- [YOUR TASK] Each line that includes "Webinar" must be copied from the records.

- [INFORMATION SUPPLIED]
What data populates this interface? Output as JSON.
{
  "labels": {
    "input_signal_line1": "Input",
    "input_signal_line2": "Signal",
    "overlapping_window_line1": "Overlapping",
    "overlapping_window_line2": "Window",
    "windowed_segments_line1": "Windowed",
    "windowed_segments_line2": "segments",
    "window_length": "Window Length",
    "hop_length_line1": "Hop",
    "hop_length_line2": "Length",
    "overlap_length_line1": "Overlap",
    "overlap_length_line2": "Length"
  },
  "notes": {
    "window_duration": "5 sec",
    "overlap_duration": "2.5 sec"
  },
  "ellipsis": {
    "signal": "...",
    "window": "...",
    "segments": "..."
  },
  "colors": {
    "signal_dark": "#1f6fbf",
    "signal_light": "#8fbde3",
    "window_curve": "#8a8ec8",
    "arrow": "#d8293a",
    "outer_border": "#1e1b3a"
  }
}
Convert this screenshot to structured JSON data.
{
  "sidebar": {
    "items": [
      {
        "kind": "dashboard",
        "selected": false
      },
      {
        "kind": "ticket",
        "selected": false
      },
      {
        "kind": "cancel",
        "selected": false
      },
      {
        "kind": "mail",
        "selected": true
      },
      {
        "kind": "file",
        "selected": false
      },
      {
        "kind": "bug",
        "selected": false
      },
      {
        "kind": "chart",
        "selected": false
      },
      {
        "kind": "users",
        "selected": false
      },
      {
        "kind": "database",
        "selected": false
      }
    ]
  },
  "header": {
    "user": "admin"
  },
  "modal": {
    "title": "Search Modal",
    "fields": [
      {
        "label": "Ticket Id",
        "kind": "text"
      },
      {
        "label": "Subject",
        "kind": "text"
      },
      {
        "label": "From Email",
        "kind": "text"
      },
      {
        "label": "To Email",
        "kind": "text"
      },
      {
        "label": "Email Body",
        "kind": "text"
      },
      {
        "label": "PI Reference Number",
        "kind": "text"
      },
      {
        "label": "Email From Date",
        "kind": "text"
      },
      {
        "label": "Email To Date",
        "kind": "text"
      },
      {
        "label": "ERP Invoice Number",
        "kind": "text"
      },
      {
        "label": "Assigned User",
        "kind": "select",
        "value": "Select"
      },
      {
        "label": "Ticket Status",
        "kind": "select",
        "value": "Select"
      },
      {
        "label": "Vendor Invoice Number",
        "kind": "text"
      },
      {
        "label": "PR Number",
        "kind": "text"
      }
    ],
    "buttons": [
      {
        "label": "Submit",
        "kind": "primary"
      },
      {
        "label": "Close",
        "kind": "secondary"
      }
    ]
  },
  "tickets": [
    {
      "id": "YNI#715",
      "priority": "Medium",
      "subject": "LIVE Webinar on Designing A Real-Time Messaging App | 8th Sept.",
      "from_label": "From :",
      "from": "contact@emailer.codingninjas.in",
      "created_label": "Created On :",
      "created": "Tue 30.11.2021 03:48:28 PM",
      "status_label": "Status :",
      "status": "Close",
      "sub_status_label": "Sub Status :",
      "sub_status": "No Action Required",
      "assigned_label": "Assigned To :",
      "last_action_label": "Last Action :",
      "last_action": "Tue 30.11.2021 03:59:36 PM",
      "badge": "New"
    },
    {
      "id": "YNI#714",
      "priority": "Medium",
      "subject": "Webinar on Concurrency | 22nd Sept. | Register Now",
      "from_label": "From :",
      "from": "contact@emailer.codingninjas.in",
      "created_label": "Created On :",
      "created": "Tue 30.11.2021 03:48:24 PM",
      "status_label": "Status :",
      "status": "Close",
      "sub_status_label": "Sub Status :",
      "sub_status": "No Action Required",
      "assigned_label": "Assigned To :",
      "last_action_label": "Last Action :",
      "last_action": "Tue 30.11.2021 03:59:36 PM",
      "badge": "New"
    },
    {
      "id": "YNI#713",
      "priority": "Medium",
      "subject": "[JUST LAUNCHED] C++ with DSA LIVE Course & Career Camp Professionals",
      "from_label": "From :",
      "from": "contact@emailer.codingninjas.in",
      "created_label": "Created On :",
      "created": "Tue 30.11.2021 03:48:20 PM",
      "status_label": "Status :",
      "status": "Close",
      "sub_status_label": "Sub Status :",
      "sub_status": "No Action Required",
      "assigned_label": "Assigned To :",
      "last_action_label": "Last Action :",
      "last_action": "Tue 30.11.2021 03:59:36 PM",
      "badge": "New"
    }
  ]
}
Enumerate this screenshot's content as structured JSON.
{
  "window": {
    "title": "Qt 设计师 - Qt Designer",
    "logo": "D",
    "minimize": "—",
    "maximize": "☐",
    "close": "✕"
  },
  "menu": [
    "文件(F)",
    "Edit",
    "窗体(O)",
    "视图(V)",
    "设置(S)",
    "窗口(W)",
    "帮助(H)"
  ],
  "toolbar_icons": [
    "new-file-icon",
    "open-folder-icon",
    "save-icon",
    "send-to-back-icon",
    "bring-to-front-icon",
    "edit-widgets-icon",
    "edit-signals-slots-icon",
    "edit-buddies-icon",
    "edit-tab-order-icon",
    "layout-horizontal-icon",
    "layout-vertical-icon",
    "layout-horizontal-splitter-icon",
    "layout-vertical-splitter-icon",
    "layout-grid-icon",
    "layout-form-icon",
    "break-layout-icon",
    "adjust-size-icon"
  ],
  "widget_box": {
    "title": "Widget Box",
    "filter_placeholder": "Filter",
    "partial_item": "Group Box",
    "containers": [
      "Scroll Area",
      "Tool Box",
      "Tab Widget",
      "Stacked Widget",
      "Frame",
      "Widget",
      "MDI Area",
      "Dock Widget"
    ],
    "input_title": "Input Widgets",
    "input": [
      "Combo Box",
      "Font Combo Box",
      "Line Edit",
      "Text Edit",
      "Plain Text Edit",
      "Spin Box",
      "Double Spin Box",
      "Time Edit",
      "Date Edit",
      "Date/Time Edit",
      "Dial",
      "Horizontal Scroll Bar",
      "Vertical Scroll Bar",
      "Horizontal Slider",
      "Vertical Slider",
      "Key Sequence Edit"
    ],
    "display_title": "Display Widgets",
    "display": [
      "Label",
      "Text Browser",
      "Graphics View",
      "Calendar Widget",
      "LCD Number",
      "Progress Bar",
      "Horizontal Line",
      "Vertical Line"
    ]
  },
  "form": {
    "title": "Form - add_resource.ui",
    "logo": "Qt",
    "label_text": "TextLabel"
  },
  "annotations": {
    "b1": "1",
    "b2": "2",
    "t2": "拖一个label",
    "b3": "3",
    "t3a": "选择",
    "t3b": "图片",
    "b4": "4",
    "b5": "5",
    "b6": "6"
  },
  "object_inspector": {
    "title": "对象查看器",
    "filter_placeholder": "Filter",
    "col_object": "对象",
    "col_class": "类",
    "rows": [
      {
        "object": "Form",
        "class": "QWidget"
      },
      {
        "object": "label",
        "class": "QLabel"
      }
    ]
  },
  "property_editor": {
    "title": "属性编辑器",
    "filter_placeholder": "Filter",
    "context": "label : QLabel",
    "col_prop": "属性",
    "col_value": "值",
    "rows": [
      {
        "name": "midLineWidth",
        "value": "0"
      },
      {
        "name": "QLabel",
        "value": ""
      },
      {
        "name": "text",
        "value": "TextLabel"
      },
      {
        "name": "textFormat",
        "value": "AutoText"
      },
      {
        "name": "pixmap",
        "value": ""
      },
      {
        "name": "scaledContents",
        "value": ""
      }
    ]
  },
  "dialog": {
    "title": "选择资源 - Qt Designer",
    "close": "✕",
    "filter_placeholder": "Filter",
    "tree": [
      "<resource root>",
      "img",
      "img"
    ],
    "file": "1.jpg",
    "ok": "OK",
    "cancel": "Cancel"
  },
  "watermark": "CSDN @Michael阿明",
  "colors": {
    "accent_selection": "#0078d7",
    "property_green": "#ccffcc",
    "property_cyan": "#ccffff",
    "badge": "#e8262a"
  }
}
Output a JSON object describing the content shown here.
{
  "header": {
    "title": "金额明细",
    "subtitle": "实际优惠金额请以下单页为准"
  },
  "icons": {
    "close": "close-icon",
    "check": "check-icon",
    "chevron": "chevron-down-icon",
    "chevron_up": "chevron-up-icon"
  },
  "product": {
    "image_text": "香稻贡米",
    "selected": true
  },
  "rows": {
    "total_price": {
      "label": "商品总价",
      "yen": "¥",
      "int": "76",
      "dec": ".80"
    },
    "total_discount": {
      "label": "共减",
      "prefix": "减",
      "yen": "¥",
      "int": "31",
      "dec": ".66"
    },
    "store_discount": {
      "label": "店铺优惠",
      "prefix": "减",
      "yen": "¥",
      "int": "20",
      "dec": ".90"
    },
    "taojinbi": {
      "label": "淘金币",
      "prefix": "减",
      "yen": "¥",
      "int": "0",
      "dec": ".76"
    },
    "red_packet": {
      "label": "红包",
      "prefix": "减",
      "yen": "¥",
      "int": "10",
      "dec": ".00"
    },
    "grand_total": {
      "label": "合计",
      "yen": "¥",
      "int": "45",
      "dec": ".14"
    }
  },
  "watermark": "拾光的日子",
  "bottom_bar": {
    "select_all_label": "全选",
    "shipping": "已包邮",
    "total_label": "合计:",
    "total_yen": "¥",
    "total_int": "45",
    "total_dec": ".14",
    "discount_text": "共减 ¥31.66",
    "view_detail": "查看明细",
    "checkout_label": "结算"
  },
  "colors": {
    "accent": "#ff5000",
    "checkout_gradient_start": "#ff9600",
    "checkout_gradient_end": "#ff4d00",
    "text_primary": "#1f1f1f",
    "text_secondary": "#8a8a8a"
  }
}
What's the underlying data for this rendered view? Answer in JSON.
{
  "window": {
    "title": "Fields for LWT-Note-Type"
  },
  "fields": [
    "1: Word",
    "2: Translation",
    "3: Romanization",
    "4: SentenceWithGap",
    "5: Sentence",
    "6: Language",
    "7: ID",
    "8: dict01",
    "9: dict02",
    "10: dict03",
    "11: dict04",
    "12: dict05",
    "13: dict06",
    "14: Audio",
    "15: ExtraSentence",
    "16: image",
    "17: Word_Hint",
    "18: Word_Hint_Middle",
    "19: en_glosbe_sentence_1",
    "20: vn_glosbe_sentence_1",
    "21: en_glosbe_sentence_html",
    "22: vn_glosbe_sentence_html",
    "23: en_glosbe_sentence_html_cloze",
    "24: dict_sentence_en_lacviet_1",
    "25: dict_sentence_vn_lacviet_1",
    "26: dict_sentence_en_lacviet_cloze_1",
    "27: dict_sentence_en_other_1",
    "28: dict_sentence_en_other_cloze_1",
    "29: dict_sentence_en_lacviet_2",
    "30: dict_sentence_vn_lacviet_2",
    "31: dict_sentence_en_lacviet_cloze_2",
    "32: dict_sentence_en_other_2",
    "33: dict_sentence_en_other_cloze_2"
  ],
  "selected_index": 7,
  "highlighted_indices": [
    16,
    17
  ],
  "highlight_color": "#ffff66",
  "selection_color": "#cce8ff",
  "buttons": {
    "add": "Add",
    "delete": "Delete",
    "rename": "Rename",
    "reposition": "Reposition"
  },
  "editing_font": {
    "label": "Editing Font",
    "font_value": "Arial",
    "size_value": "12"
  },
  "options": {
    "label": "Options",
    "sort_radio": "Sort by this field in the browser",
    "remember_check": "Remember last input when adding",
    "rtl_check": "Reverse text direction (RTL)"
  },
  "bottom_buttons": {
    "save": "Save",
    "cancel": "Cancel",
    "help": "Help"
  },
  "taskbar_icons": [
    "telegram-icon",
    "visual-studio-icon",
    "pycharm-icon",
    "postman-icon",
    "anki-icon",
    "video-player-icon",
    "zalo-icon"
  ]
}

- [EXERCISE RESPONSE]
      "subject": "LIVE Webinar on Designing A Real-Time Messaging App | 8th Sept.",
      "subject": "Webinar on Concurrency | 22nd Sept. | Register Now",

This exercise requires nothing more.